• [EXERCISE GOAL]:
Report how many lines in the entries below have the word "placeholder" in them, and give no other words.

╭─ RECORDS PROVIDED

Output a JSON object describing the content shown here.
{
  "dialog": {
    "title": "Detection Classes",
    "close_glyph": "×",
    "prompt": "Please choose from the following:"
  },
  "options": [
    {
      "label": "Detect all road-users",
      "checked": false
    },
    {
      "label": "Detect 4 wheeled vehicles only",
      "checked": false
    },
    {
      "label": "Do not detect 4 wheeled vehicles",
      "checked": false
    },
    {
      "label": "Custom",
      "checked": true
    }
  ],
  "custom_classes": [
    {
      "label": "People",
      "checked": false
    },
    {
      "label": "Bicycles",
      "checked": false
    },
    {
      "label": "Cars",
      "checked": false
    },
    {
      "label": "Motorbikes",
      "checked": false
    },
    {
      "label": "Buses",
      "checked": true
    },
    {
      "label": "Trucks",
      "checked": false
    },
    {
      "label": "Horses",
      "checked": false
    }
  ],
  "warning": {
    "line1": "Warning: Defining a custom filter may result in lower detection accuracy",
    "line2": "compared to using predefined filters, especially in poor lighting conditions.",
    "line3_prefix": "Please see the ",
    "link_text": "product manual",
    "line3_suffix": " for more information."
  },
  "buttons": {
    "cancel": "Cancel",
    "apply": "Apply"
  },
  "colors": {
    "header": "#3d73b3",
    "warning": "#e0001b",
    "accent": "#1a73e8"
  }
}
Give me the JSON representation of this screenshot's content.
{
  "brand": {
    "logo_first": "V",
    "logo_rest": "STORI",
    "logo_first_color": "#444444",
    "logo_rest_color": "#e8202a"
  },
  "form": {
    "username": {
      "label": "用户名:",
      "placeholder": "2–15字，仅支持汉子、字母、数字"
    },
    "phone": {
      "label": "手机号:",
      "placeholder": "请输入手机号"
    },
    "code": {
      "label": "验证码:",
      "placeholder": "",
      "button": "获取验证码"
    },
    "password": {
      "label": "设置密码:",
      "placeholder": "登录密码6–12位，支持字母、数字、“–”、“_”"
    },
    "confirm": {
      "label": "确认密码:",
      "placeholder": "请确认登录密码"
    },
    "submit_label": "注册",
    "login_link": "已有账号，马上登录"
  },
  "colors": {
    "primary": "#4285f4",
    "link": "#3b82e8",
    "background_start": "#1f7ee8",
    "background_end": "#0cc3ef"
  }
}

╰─

• [RESPONSE TO THE EXERCISE]:
5